*** Opening of Dataset ***

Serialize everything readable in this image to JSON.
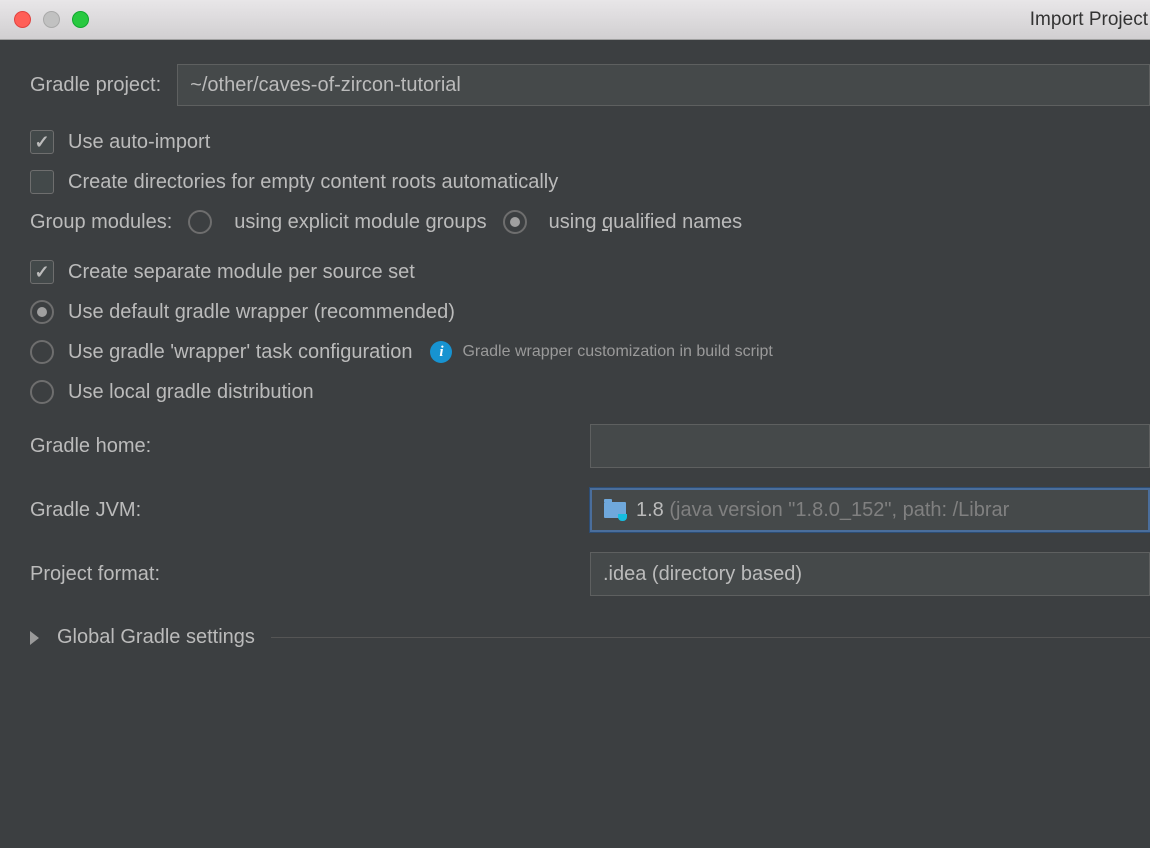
{
  "window": {
    "title": "Import Project"
  },
  "fields": {
    "gradle_project_label": "Gradle project:",
    "gradle_project_value": "~/other/caves-of-zircon-tutorial",
    "gradle_home_label": "Gradle home:",
    "gradle_home_value": "",
    "gradle_jvm_label": "Gradle JVM:",
    "gradle_jvm_version": "1.8 ",
    "gradle_jvm_detail": "(java version \"1.8.0_152\", path: /Librar",
    "project_format_label": "Project format:",
    "project_format_value": ".idea (directory based)"
  },
  "checks": {
    "auto_import": "Use auto-import",
    "create_dirs": "Create directories for empty content roots automatically",
    "separate_module": "Create separate module per source set"
  },
  "group_modules": {
    "label": "Group modules:",
    "opt_explicit_pre": "using explicit module ",
    "opt_explicit_u": "g",
    "opt_explicit_post": "roups",
    "opt_qualified_pre": "using ",
    "opt_qualified_u": "q",
    "opt_qualified_post": "ualified names"
  },
  "wrapper": {
    "default": "Use default gradle wrapper (recommended)",
    "task": "Use gradle 'wrapper' task configuration",
    "task_hint": "Gradle wrapper customization in build script",
    "local": "Use local gradle distribution"
  },
  "section": {
    "global": "Global Gradle settings"
  }
}
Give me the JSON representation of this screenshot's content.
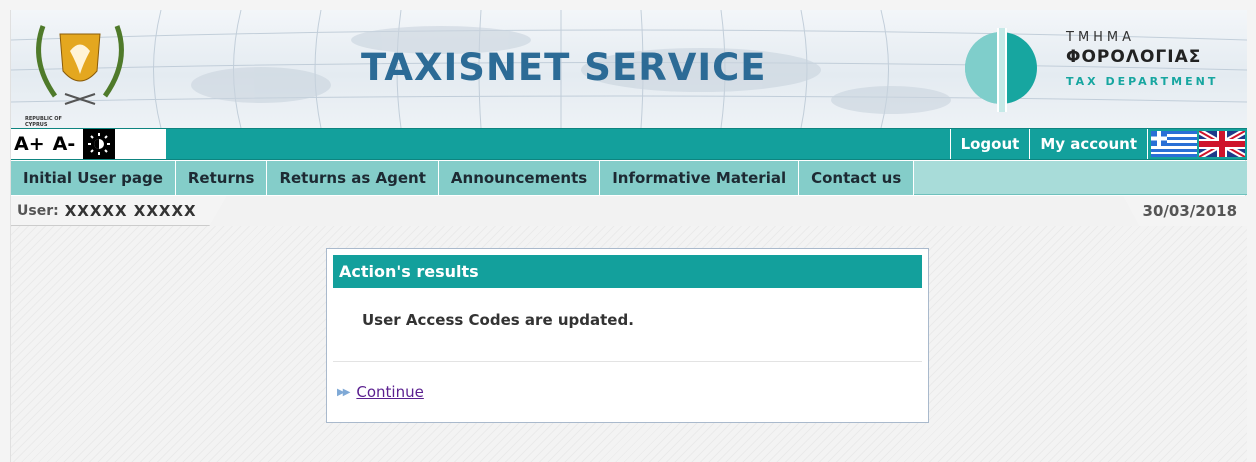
{
  "banner": {
    "title": "TAXISNET SERVICE",
    "coat_caption": "REPUBLIC OF CYPRUS",
    "dept_greek_line1": "ΤΜΗΜΑ",
    "dept_greek_line2": "ΦΟΡΟΛΟΓΙΑΣ",
    "dept_english": "TAX DEPARTMENT"
  },
  "topbar": {
    "font_increase": "A+",
    "font_decrease": "A-",
    "contrast_icon": "sun-contrast-icon",
    "logout": "Logout",
    "my_account": "My account",
    "flags": [
      "greek-flag-icon",
      "uk-flag-icon"
    ]
  },
  "nav": {
    "items": [
      "Initial User page",
      "Returns",
      "Returns as Agent",
      "Announcements",
      "Informative Material",
      "Contact us"
    ]
  },
  "userbar": {
    "label": "User:",
    "name": "XXXXX XXXXX",
    "date": "30/03/2018"
  },
  "panel": {
    "title": "Action's results",
    "message": "User Access Codes are updated.",
    "continue_label": "Continue"
  },
  "colors": {
    "teal": "#13a09c",
    "nav": "#84cdc9",
    "title_blue": "#2c6b96",
    "link_purple": "#5a1f8f"
  }
}
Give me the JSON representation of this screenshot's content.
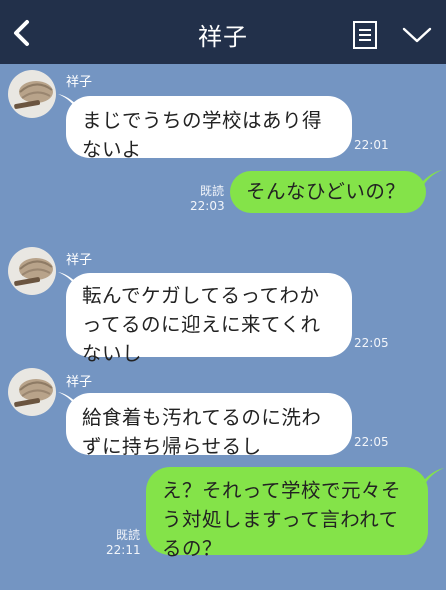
{
  "header": {
    "title": "祥子",
    "back_icon": "back-chevron-icon",
    "menu_icon": "note-list-icon",
    "expand_icon": "chevron-down-icon"
  },
  "messages": [
    {
      "side": "in",
      "sender": "祥子",
      "text": "まじでうちの学校はあり得ないよ",
      "time": "22:01"
    },
    {
      "side": "out",
      "read": "既読",
      "text": "そんなひどいの？",
      "time": "22:03"
    },
    {
      "side": "in",
      "sender": "祥子",
      "text": "転んでケガしてるってわかってるのに迎えに来てくれないし",
      "time": "22:05"
    },
    {
      "side": "in",
      "sender": "祥子",
      "text": "給食着も汚れてるのに洗わずに持ち帰らせるし",
      "time": "22:05"
    },
    {
      "side": "out",
      "read": "既読",
      "text": "え？それって学校で元々そう対処しますって言われてるの？",
      "time": "22:11"
    }
  ],
  "colors": {
    "header_bg": "#22304a",
    "chat_bg": "#7495c2",
    "incoming_bubble": "#ffffff",
    "outgoing_bubble": "#84e349"
  }
}
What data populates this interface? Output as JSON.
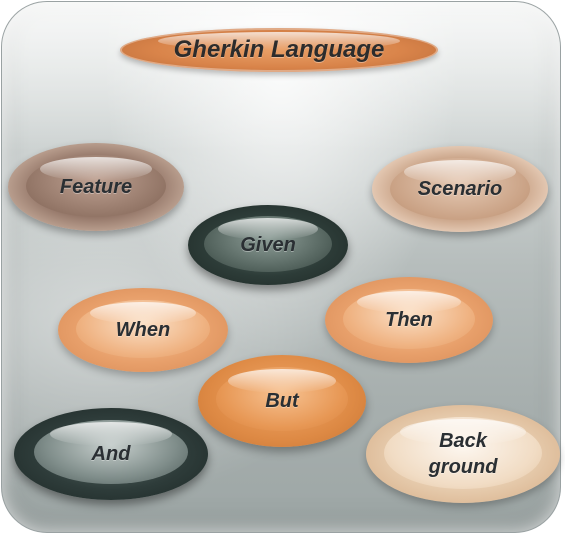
{
  "title": "Gherkin Language",
  "keywords": {
    "feature": "Feature",
    "scenario": "Scenario",
    "given": "Given",
    "when": "When",
    "then": "Then",
    "but": "But",
    "and": "And",
    "background": "Back\nground"
  },
  "colors": {
    "title_pill": "#d9844a",
    "feature_pill": "#8f7163",
    "scenario_pill": "#c59d80",
    "given_pill": "#2d3c38",
    "when_pill": "#e8a06b",
    "then_pill": "#e8a06b",
    "but_pill": "#de8a45",
    "and_pill": "#2e3c3a",
    "background_pill": "#e5c9aa",
    "panel": "#b6bdbc",
    "text": "#2a2f33"
  }
}
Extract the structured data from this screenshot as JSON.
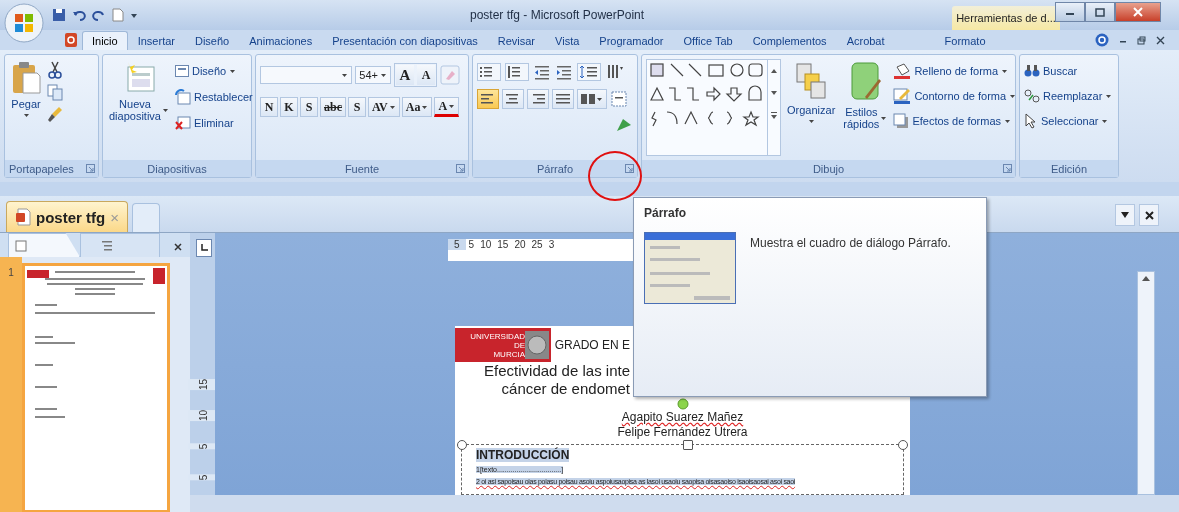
{
  "window": {
    "title": "poster tfg - Microsoft PowerPoint",
    "contextual_tab": "Herramientas de d..."
  },
  "tabs": [
    {
      "label": "Inicio",
      "selected": true
    },
    {
      "label": "Insertar",
      "selected": false
    },
    {
      "label": "Diseño",
      "selected": false
    },
    {
      "label": "Animaciones",
      "selected": false
    },
    {
      "label": "Presentación con diapositivas",
      "selected": false
    },
    {
      "label": "Revisar",
      "selected": false
    },
    {
      "label": "Vista",
      "selected": false
    },
    {
      "label": "Programador",
      "selected": false
    },
    {
      "label": "Office Tab",
      "selected": false
    },
    {
      "label": "Complementos",
      "selected": false
    },
    {
      "label": "Acrobat",
      "selected": false
    },
    {
      "label": "Formato",
      "selected": false
    }
  ],
  "ribbon": {
    "portapapeles": {
      "label": "Portapapeles",
      "paste": "Pegar"
    },
    "diapositivas": {
      "label": "Diapositivas",
      "new_slide": "Nueva diapositiva",
      "layout": "Diseño",
      "reset": "Restablecer",
      "delete": "Eliminar"
    },
    "fuente": {
      "label": "Fuente",
      "font_size": "54+",
      "size_buttons": [
        "A",
        "A"
      ],
      "format_buttons": [
        "N",
        "K",
        "S",
        "abc",
        "S",
        "AV",
        "Aa",
        "A"
      ]
    },
    "parrafo": {
      "label": "Párrafo",
      "alignments": [
        {
          "selected": true
        },
        {
          "selected": false
        },
        {
          "selected": false
        },
        {
          "selected": false
        }
      ]
    },
    "dibujo": {
      "label": "Dibujo",
      "arrange": "Organizar",
      "quick_styles": "Estilos rápidos",
      "fill": "Relleno de forma",
      "outline": "Contorno de forma",
      "effects": "Efectos de formas"
    },
    "edicion": {
      "label": "Edición",
      "find": "Buscar",
      "replace": "Reemplazar",
      "select": "Seleccionar"
    }
  },
  "doc_tabs": [
    {
      "label": "poster tfg",
      "close": "×"
    }
  ],
  "slide_panel": {
    "slide_number": "1"
  },
  "rulers": {
    "horizontal": [
      "5",
      "5",
      "10",
      "15",
      "20",
      "25",
      "3"
    ],
    "vertical": [
      "15",
      "10",
      "5",
      "5"
    ]
  },
  "tooltip": {
    "title": "Párrafo",
    "description": "Muestra el cuadro de diálogo Párrafo."
  },
  "slide": {
    "logo": [
      "UNIVERSIDAD DE",
      "MURCIA"
    ],
    "header": "GRADO EN E",
    "title_lines": [
      "Efectividad de las inte",
      "cáncer de endomet"
    ],
    "authors": [
      "Agapito Suarez Mañez",
      "Felipe Fernández Utrera"
    ],
    "section": "INTRODUCCIÓN",
    "lines": [
      "1[texto.................................]",
      "2 oi asi sapoisau oias poiasu poisau asoiu aspoiusaopisa as lasoi usaoiu saopisa oisasaoiso isaoisaosai asoi saoi"
    ]
  }
}
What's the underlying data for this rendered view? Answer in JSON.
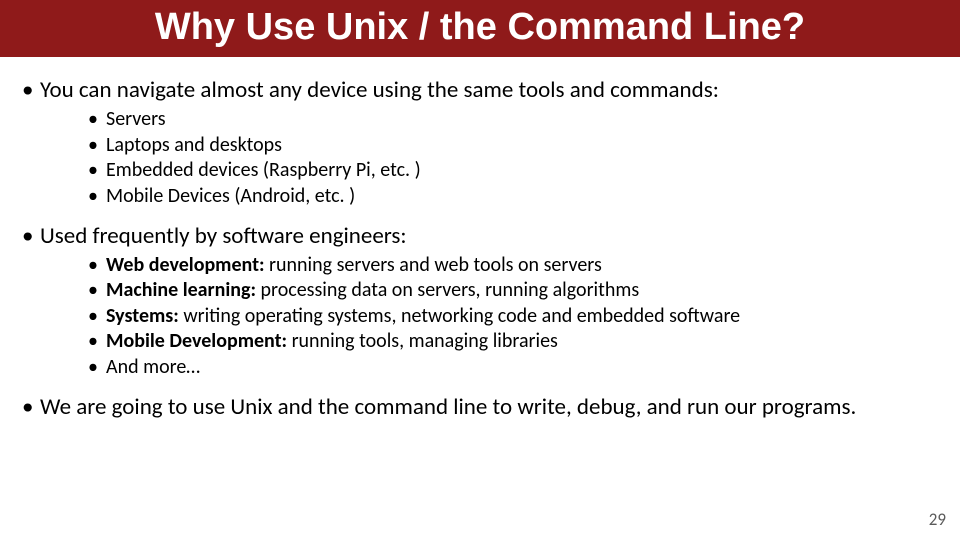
{
  "title": "Why Use Unix / the Command Line?",
  "bullets": {
    "b1": "You can navigate almost any device using the same tools and commands:",
    "b1_sub": {
      "s1": "Servers",
      "s2": "Laptops and desktops",
      "s3": "Embedded devices (Raspberry Pi, etc. )",
      "s4": "Mobile Devices (Android, etc. )"
    },
    "b2": "Used frequently by software engineers:",
    "b2_sub": {
      "s1_bold": "Web development:",
      "s1_rest": " running servers and web tools on servers",
      "s2_bold": "Machine learning:",
      "s2_rest": " processing data on servers, running algorithms",
      "s3_bold": "Systems:",
      "s3_rest": " writing operating systems, networking code and embedded software",
      "s4_bold": "Mobile Development:",
      "s4_rest": " running tools, managing libraries",
      "s5": "And more…"
    },
    "b3": "We are going to use Unix and the command line to write, debug, and run our programs."
  },
  "page_number": "29"
}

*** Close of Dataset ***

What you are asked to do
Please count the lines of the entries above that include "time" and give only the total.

Result
5